I felt there was a need for the NSC community to get to know each other. What better way than an original newsletter where we get to meet interesting people and break barriers?

The Network Service Centre has several clubs and groups. What makes engagement special in the NSC?

It is by communicating and exchanging that you grow as a community and as people. We as a company are a community whether we are in Toronto, Minneapolis, Calgary or Winnipeg and we need to get to know all the wonderful people that are part of that community.

Tell us about the volunteering you do at the Science Club at Fort Whyte in Winnipeg.

In 2005, my wife and I homeschooled our two boys. I was the designated science teacher having studied at Concordia University in physical geography. When I moved to Winnipeg, I wanted to continue that fun of teaching science so I made a presentation to Fort Whyte Alive and they said why not? Two and a half years later, I’m still having fun with the kids. It is a big honour to be entrusted with sharing knowledge and experiences with future generations.
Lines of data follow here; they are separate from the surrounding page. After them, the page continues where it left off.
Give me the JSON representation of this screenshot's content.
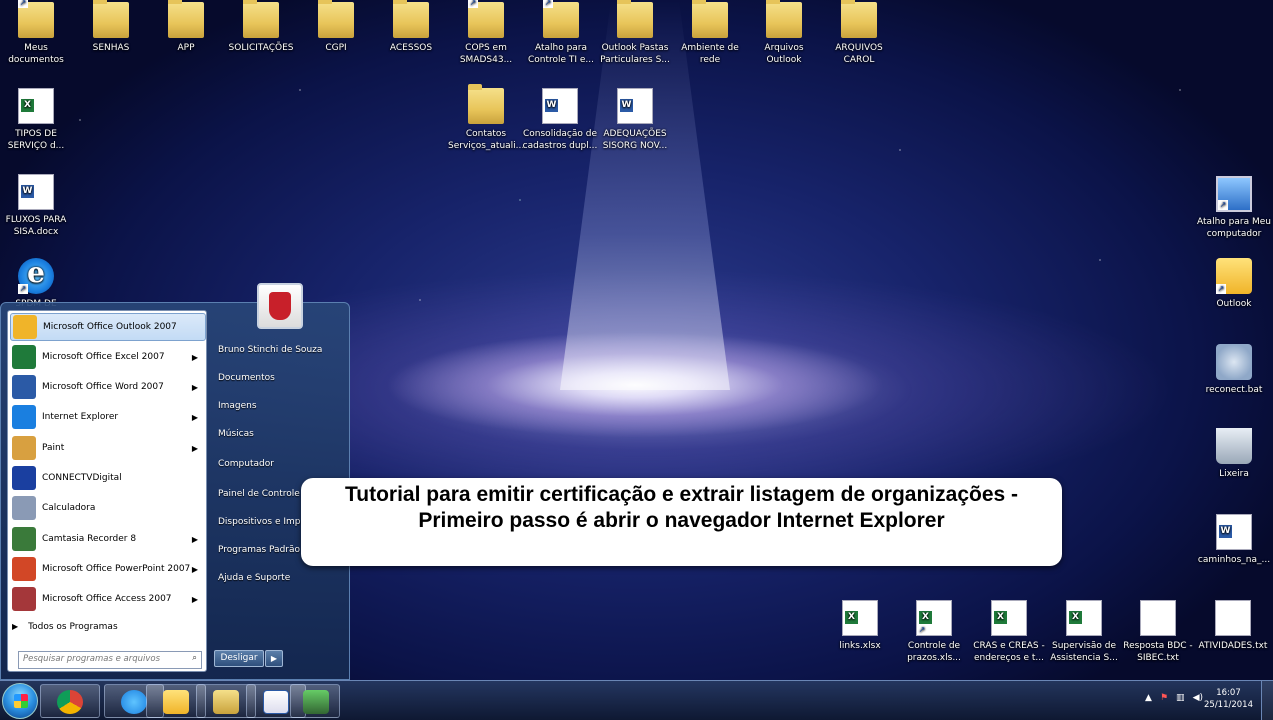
{
  "desktop": {
    "top_row": [
      {
        "label": "Meus documentos",
        "icon": "folder-icon"
      },
      {
        "label": "SENHAS",
        "icon": "folder-icon"
      },
      {
        "label": "APP",
        "icon": "folder-icon"
      },
      {
        "label": "SOLICITAÇÕES",
        "icon": "folder-icon"
      },
      {
        "label": "CGPI",
        "icon": "folder-icon"
      },
      {
        "label": "ACESSOS",
        "icon": "folder-icon"
      },
      {
        "label": "COPS em SMADS43...",
        "icon": "folder-shortcut-icon"
      },
      {
        "label": "Atalho para Controle TI e...",
        "icon": "folder-shortcut-icon"
      },
      {
        "label": "Outlook Pastas Particulares S...",
        "icon": "folder-icon"
      },
      {
        "label": "Ambiente de rede",
        "icon": "folder-icon"
      },
      {
        "label": "Arquivos Outlook",
        "icon": "folder-icon"
      },
      {
        "label": "ARQUIVOS CAROL",
        "icon": "folder-icon"
      }
    ],
    "second_row": [
      {
        "label": "Contatos Serviços_atuali...",
        "icon": "folder-icon"
      },
      {
        "label": "Consolidação de cadastros dupl...",
        "icon": "word-document-icon"
      },
      {
        "label": "ADEQUAÇÕES SISORG NOV...",
        "icon": "word-document-icon"
      }
    ],
    "left_column": [
      {
        "label": "TIPOS DE SERVIÇO d...",
        "icon": "excel-document-icon"
      },
      {
        "label": "FLUXOS PARA SISA.docx",
        "icon": "word-document-icon"
      },
      {
        "label": "SPDM DE",
        "icon": "internet-explorer-icon"
      }
    ],
    "right_column": [
      {
        "label": "Atalho para Meu computador",
        "icon": "computer-shortcut-icon"
      },
      {
        "label": "Outlook",
        "icon": "outlook-icon"
      },
      {
        "label": "reconect.bat",
        "icon": "batch-file-icon"
      },
      {
        "label": "Lixeira",
        "icon": "recycle-bin-icon"
      },
      {
        "label": "caminhos_na_...",
        "icon": "word-document-icon"
      }
    ],
    "bottom_row": [
      {
        "label": "links.xlsx",
        "icon": "excel-document-icon"
      },
      {
        "label": "Controle de prazos.xls...",
        "icon": "excel-document-icon"
      },
      {
        "label": "CRAS e CREAS - endereços e t...",
        "icon": "excel-document-icon"
      },
      {
        "label": "Supervisão de Assistencia S...",
        "icon": "excel-document-icon"
      },
      {
        "label": "Resposta BDC - SIBEC.txt",
        "icon": "text-file-icon"
      },
      {
        "label": "ATIVIDADES.txt",
        "icon": "text-file-icon"
      }
    ]
  },
  "start_menu": {
    "programs": [
      {
        "label": "Microsoft Office Outlook 2007",
        "has_submenu": false,
        "icon": "outlook-icon",
        "color": "#f0b429"
      },
      {
        "label": "Microsoft Office Excel 2007",
        "has_submenu": true,
        "icon": "excel-icon",
        "color": "#1f7a3a"
      },
      {
        "label": "Microsoft Office Word 2007",
        "has_submenu": true,
        "icon": "word-icon",
        "color": "#2b5aa6"
      },
      {
        "label": "Internet Explorer",
        "has_submenu": true,
        "icon": "internet-explorer-icon",
        "color": "#1a7fe0"
      },
      {
        "label": "Paint",
        "has_submenu": true,
        "icon": "paint-icon",
        "color": "#d8a040"
      },
      {
        "label": "CONNECTVDigital",
        "has_submenu": false,
        "icon": "connectv-icon",
        "color": "#1a3fa0"
      },
      {
        "label": "Calculadora",
        "has_submenu": false,
        "icon": "calculator-icon",
        "color": "#8a9ab5"
      },
      {
        "label": "Camtasia Recorder 8",
        "has_submenu": true,
        "icon": "camtasia-icon",
        "color": "#3a7a3a"
      },
      {
        "label": "Microsoft Office PowerPoint 2007",
        "has_submenu": true,
        "icon": "powerpoint-icon",
        "color": "#d24726"
      },
      {
        "label": "Microsoft Office Access 2007",
        "has_submenu": true,
        "icon": "access-icon",
        "color": "#a4373a"
      }
    ],
    "all_programs": "Todos os Programas",
    "search_placeholder": "Pesquisar programas e arquivos",
    "right_items": [
      "Bruno Stinchi de Souza",
      "Documentos",
      "Imagens",
      "Músicas",
      "Computador",
      "Painel de Controle",
      "Dispositivos e Impre",
      "Programas Padrão",
      "Ajuda e Suporte"
    ],
    "shutdown_label": "Desligar"
  },
  "caption": {
    "text": "Tutorial para emitir certificação e extrair listagem de organizações - Primeiro passo é abrir o navegador Internet Explorer"
  },
  "taskbar": {
    "buttons": [
      {
        "name": "chrome",
        "icon": "chrome-icon"
      },
      {
        "name": "internet-explorer",
        "icon": "internet-explorer-icon"
      },
      {
        "name": "outlook",
        "icon": "outlook-icon"
      },
      {
        "name": "explorer",
        "icon": "folder-icon"
      },
      {
        "name": "word",
        "icon": "word-icon"
      },
      {
        "name": "camtasia",
        "icon": "camtasia-icon"
      }
    ],
    "time": "16:07",
    "date": "25/11/2014"
  }
}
And I get to be a grown-up kid.

How have your previous roles influenced how you work today?

In every function I have occupied, I got involved by creating forms, collecting data and developing tools that would help me and my colleagues. I like to have a whole picture of the intermodal production line, hence why I ask a lot of questions and go to different departments to get answers. Because of my experience in risk management for over 10 years in Montréal, I tend to analyze. I was trained in prevention, to never let a situation get out of control. I also try to go further because it is what I want my children to strive for. We are better than we think we are.

What does it mean to you to be nominated for a CEO Award for Excellence?

Being nominated for the CEO Award for Excellence is an honour. It means that I have challenged myself and succeeded in my professional and personal life. I was nominated as an individual but I would not have been successful if it was not for the groups that supported me. This is my second year being nominated and my first as a finalist. I’m now pushing for a third year in a row.

What do you like to do in your free time?

I come up with ideas for my next science class project. I reflect on what to write for the next issue of The Crossing newsletter. I am currently working on a course on Emergency Communication for the Health and Safety Committee. I volunteer some more when time permits.

What advice would you give your younger self, starting at CP?

Never let your insecurities dictate your path. Always follow your passion and don’t let anyone discourage or diminish you because they’re afraid of what you can do and accomplish. We’re never alone and there’s always somebody out there willing to help you.